Ever think life is slipping by pretty fast? If you've never watched the ending to Stanley Kubrick's classic, "2001: A Space Odyssey," you don't know the half of it. In this movie ending, astronaut Dave Bowman, (played by Keir Dullea), after an unexpected apparent trip through the infinite of space, watches himself convert from a fairly young adult to an old man on his death bed within a matter of minutes. And that's all prior to the best part of this movie ending. While lying on his death bed, he reaches out to the mysterious black monolith in front of him, which apparently contains divine power, according to the film, and is converted back into a fetus, which is released into space on an apparent unknown journey through the stars. Interesting? Sometimes it's the endings that make us think that remain in our memories the longest. And to say this ending made me think would be an understatement. Thinking aside, Stanley Kubrick's brilliant directing, along with Also Sprach Zarathustra playing in the background, helped make this movie ending easily worthy of the number three slot on this list.
2: Close Encounters of the Third Kind (1977)
As purported above, nobody directs a movie ending quite like Steven Spielberg, and in my opinion, this 1977 classic contained his best constructed movie ending throughout his entire film-making career.
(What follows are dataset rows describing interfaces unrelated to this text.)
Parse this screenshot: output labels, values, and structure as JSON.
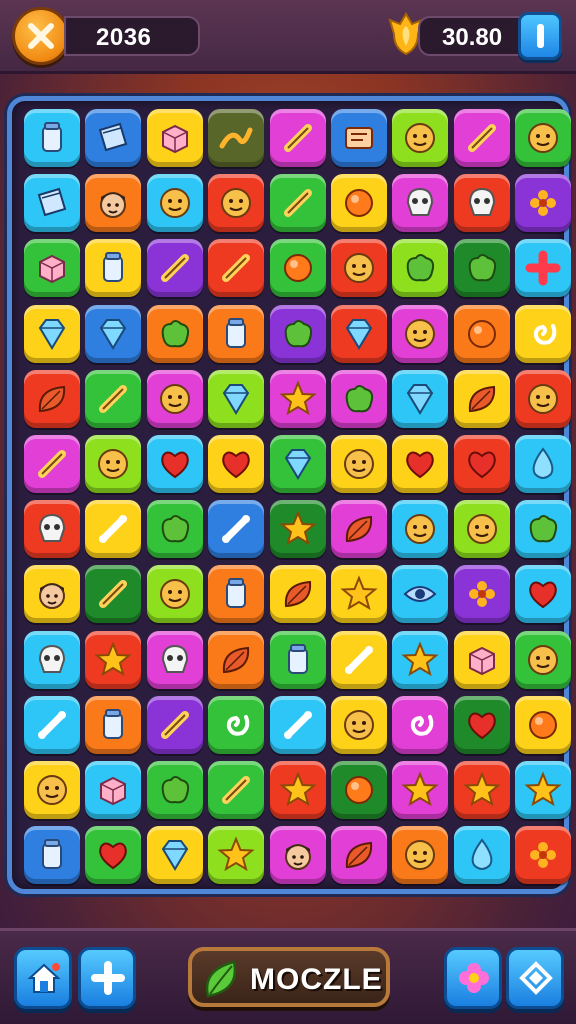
{
  "header": {
    "score": "2036",
    "coins": "30.80",
    "close_icon": "close-x-icon",
    "coin_icon": "gold-trophy-icon",
    "info_icon": "info-icon"
  },
  "board": {
    "columns": 9,
    "rows": 12,
    "tiles": [
      [
        "cyan:jar",
        "blue:book",
        "yellow:box",
        "olive:swoosh",
        "magenta:stick",
        "blue:sign",
        "lime:face",
        "magenta:stick",
        "green:face"
      ],
      [
        "cyan:book",
        "orange:boyface",
        "cyan:face",
        "red:face",
        "green:stick",
        "yellow:circle",
        "magenta:skull",
        "red:skull",
        "purple:flower"
      ],
      [
        "green:box",
        "yellow:jar",
        "purple:stick",
        "red:stick",
        "green:circle",
        "red:face",
        "lime:blob",
        "darkgreen:blob",
        "cyan:plus"
      ],
      [
        "yellow:gem",
        "blue:gem",
        "orange:blob",
        "orange:jar",
        "purple:blob",
        "red:gem",
        "magenta:face",
        "orange:circle",
        "yellow:swirl"
      ],
      [
        "red:leaf",
        "green:stick",
        "magenta:face",
        "lime:gem",
        "magenta:star",
        "magenta:blob",
        "cyan:gem",
        "yellow:leaf",
        "red:face"
      ],
      [
        "magenta:stick",
        "lime:face",
        "cyan:heart",
        "yellow:heart",
        "green:gem",
        "yellow:face",
        "yellow:heart",
        "red:heart",
        "cyan:drop"
      ],
      [
        "red:skull",
        "yellow:bone",
        "green:blob",
        "blue:bone",
        "darkgreen:star",
        "magenta:leaf",
        "cyan:face",
        "lime:face",
        "cyan:blob"
      ],
      [
        "yellow:boyface",
        "darkgreen:stick",
        "lime:face",
        "orange:jar",
        "yellow:leaf",
        "yellow:star",
        "cyan:eye",
        "purple:flower",
        "cyan:heart"
      ],
      [
        "cyan:skull",
        "red:star",
        "magenta:skull",
        "orange:leaf",
        "green:jar",
        "yellow:bone",
        "cyan:star",
        "yellow:box",
        "green:face"
      ],
      [
        "cyan:bone",
        "orange:jar",
        "purple:stick",
        "green:swirl",
        "cyan:bone",
        "yellow:face",
        "magenta:swirl",
        "darkgreen:heart",
        "yellow:circle"
      ],
      [
        "yellow:face",
        "cyan:box",
        "green:blob",
        "green:stick",
        "red:star",
        "darkgreen:circle",
        "magenta:star",
        "red:star",
        "cyan:star"
      ],
      [
        "blue:jar",
        "green:heart",
        "yellow:gem",
        "lime:star",
        "magenta:boyface",
        "magenta:leaf",
        "orange:face",
        "cyan:drop",
        "red:flower"
      ]
    ]
  },
  "footer": {
    "home_icon": "home-icon",
    "plus_icon": "plus-icon",
    "leaf_icon": "leaf-icon",
    "title": "MOCZLE",
    "flower_icon": "flower-icon",
    "gem_icon": "diamond-icon"
  },
  "colors": {
    "cyan": "#2ec6f6",
    "blue": "#2f7fe0",
    "yellow": "#ffd21a",
    "olive": "#58662a",
    "magenta": "#e23fd6",
    "lime": "#8ee01e",
    "green": "#34c23a",
    "darkgreen": "#1f8a2a",
    "red": "#ef3a22",
    "orange": "#fa7a1a",
    "purple": "#8a34d8"
  }
}
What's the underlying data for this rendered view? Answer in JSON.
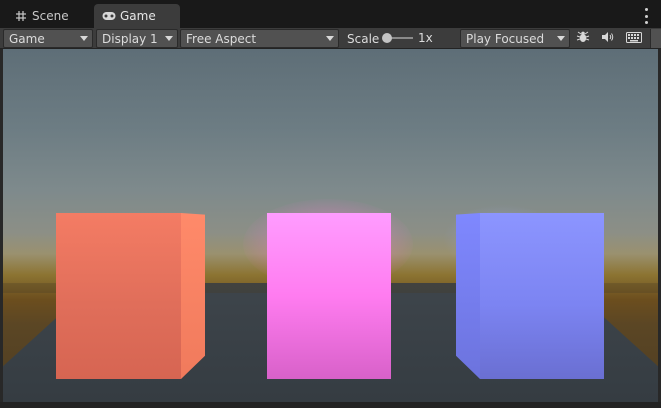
{
  "tabs": [
    {
      "label": "Scene",
      "icon": "grid-icon",
      "active": false
    },
    {
      "label": "Game",
      "icon": "gamepad-icon",
      "active": true
    }
  ],
  "toolbar": {
    "view_dropdown": "Game",
    "display_dropdown": "Display 1",
    "aspect_dropdown": "Free Aspect",
    "scale_label": "Scale",
    "scale_value": "1x",
    "play_mode_dropdown": "Play Focused"
  },
  "icons": {
    "stats": "bug-icon",
    "audio": "speaker-icon",
    "keyboard": "keyboard-icon",
    "menu": "kebab-menu-icon"
  },
  "colors": {
    "panel": "#3c3c3c",
    "dropdown": "#515151",
    "red_cube": "#f47c64",
    "pink_cube": "#ff7cf0",
    "blue_cube": "#7c84f2"
  }
}
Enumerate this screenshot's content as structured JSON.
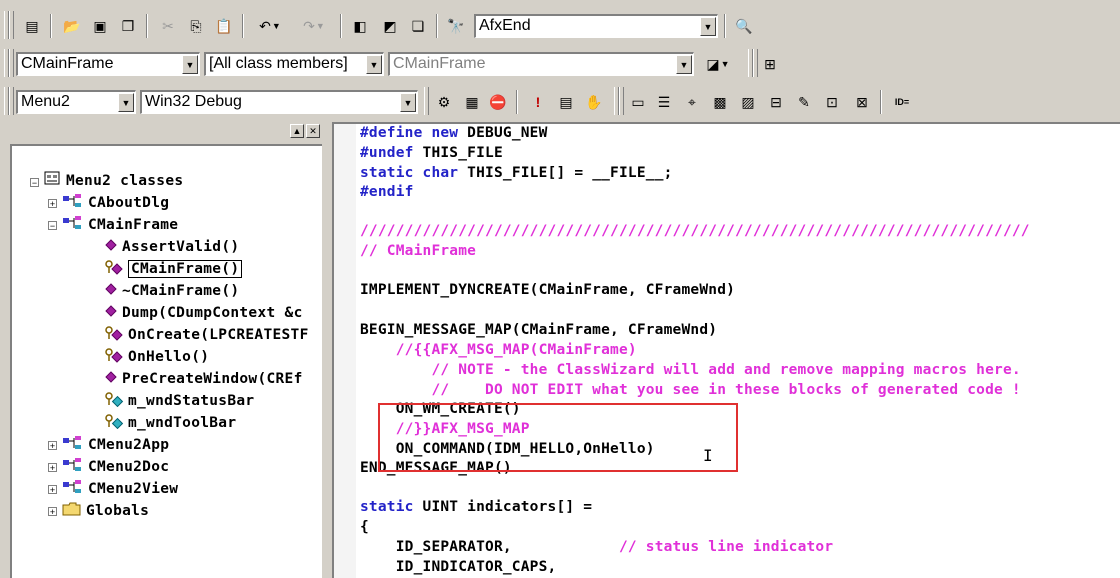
{
  "toolbar1": {
    "find_combo_value": "AfxEnd"
  },
  "toolbar2": {
    "class_combo_value": "CMainFrame",
    "filter_combo_value": "[All class members]",
    "member_combo_value": "CMainFrame"
  },
  "toolbar3": {
    "project_combo_value": "Menu2",
    "config_combo_value": "Win32 Debug",
    "id_label": "ID="
  },
  "tree": {
    "root": "Menu2 classes",
    "items": [
      {
        "label": "CAboutDlg"
      },
      {
        "label": "CMainFrame"
      },
      {
        "label": "AssertValid()"
      },
      {
        "label": "CMainFrame()"
      },
      {
        "label": "~CMainFrame()"
      },
      {
        "label": "Dump(CDumpContext &c"
      },
      {
        "label": "OnCreate(LPCREATESTF"
      },
      {
        "label": "OnHello()"
      },
      {
        "label": "PreCreateWindow(CREf"
      },
      {
        "label": "m_wndStatusBar"
      },
      {
        "label": "m_wndToolBar"
      },
      {
        "label": "CMenu2App"
      },
      {
        "label": "CMenu2Doc"
      },
      {
        "label": "CMenu2View"
      },
      {
        "label": "Globals"
      }
    ]
  },
  "editor": {
    "lines": [
      {
        "kw": "#define new ",
        "rest": "DEBUG_NEW"
      },
      {
        "kw": "#undef ",
        "rest": "THIS_FILE"
      },
      {
        "kw": "static char ",
        "rest": "THIS_FILE[] = __FILE__;"
      },
      {
        "kw": "#endif",
        "rest": ""
      },
      {
        "cm": "///////////////////////////////////////////////////////////////////////////"
      },
      {
        "cm": "// CMainFrame"
      },
      {
        "text": "IMPLEMENT_DYNCREATE(CMainFrame, CFrameWnd)"
      },
      {
        "text": "BEGIN_MESSAGE_MAP(CMainFrame, CFrameWnd)"
      },
      {
        "cm": "    //{{AFX_MSG_MAP(CMainFrame)"
      },
      {
        "cm": "        // NOTE - the ClassWizard will add and remove mapping macros here."
      },
      {
        "cm": "        //    DO NOT EDIT what you see in these blocks of generated code !"
      },
      {
        "text": "    ON_WM_CREATE()"
      },
      {
        "cm": "    //}}AFX_MSG_MAP"
      },
      {
        "text": "    ON_COMMAND(IDM_HELLO,OnHello)"
      },
      {
        "text": "END_MESSAGE_MAP()"
      },
      {
        "kw": "static ",
        "rest": "UINT indicators[] ="
      },
      {
        "text": "{"
      },
      {
        "text": "    ID_SEPARATOR,",
        "cm2": "            // status line indicator"
      },
      {
        "text": "    ID_INDICATOR_CAPS,"
      }
    ]
  },
  "colors": {
    "keyword": "#2323c8",
    "comment": "#e030d8",
    "highlight_box": "#e03030",
    "face": "#d4d0c8"
  }
}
I don't believe in magic, but it almost felt like magic was required to elicit the emotions I felt watching the final scene to this memorial blockbuster hit. I think it's partially how realistic this clearly fictional scene was portrayed that made it so awe-inspiring. One can't help but wonder while watching it, could something like this really happen? I think it's safe to say that if intelligent beings from another world were to ever actually visit this planet, as they did in this movie, this ending summed up everyone's thoughts as to exactly how they'd want our first encounter with such visitors to be like. This ending was touching to say the least, and that catchy background music couldn't have been more fitting. Over thirty-five years have passed since this movie was created, but I think this ending was proof that advanced computerized technology utilized in many modern films for visual effects aren't required to make an unforgettable and 'magical' movie scene. There's only one other movie I believe had an ending that matched the quality of this one, and that movie of course is listed below.
1: The Shawshank Redemption (1994)
What made the ending to The Shawshank Redemption the best movie ending ever? I honestly believe the film's apparent moral was largely attributable: the notion that people should never give up hope in whatever they may be pursuing. In a world in which fulfilling our hopes and dreams can oftentimes seem challenging, if not impossible, it almost seems inevitable for people to eventually question the virtue in hope. Yet this movie served as an example that hope can certainly pay off, in a very large way for the main characters in the ending of this film. The manner in which Andy Dufresne, (played by Tim Robbins), achieved his salvation, and assisted in later providing the same for his friend, Red, (played by Morgan Freeman), in this film's ending literally gave me goosebumps. And the thought that this realistic ending to a fictional movie was made possible by hope gives rise to a type of inspiration few movie scenes can rival. I honestly don't believe there could ever be a movie ending better than this one, but I suppose one can always 'hope.'